- [HOW TO COMPLETE THIS TASK]: Which lines in the records below include the word "name"? Report each of them in full.

(Component data from apps and pages)
=-=-=-=-=

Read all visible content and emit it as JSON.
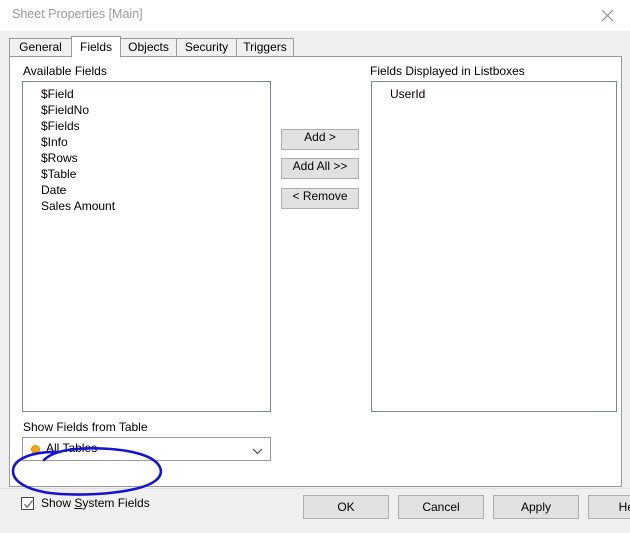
{
  "window": {
    "title": "Sheet Properties [Main]",
    "close_icon": "close-icon"
  },
  "tabs": [
    {
      "label": "General",
      "selected": false
    },
    {
      "label": "Fields",
      "selected": true
    },
    {
      "label": "Objects",
      "selected": false
    },
    {
      "label": "Security",
      "selected": false
    },
    {
      "label": "Triggers",
      "selected": false
    }
  ],
  "available_fields": {
    "label": "Available Fields",
    "items": [
      "$Field",
      "$FieldNo",
      "$Fields",
      "$Info",
      "$Rows",
      "$Table",
      "Date",
      "Sales Amount"
    ]
  },
  "transfer_buttons": [
    {
      "label": "Add >",
      "name": "add-button"
    },
    {
      "label": "Add All >>",
      "name": "add-all-button"
    },
    {
      "label": "< Remove",
      "name": "remove-button"
    }
  ],
  "displayed_fields": {
    "label": "Fields Displayed in Listboxes",
    "items": [
      "UserId"
    ]
  },
  "show_fields_from_table": {
    "label": "Show Fields from Table",
    "selected": "All Tables",
    "dot_color": "#f3a712",
    "arrow_icon": "chevron-down-icon"
  },
  "show_system_fields": {
    "label_prefix": "Show ",
    "label_accel": "S",
    "label_suffix": "ystem Fields",
    "label_full": "Show System Fields",
    "checked": true,
    "check_icon": "check-icon"
  },
  "footer_buttons": [
    {
      "label": "OK",
      "name": "ok-button"
    },
    {
      "label": "Cancel",
      "name": "cancel-button"
    },
    {
      "label": "Apply",
      "name": "apply-button"
    },
    {
      "label": "Help",
      "name": "help-button"
    }
  ],
  "annotation": {
    "name": "handdrawn-ellipse-annotation",
    "color": "#1414d2"
  }
}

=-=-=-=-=

- [RESPONSE TO THE EXERCISE]:
      "name": "add-button"
      "name": "add-all-button"
      "name": "remove-button"
      "name": "ok-button"
      "name": "cancel-button"
      "name": "apply-button"
      "name": "help-button"
    "name": "handdrawn-ellipse-annotation",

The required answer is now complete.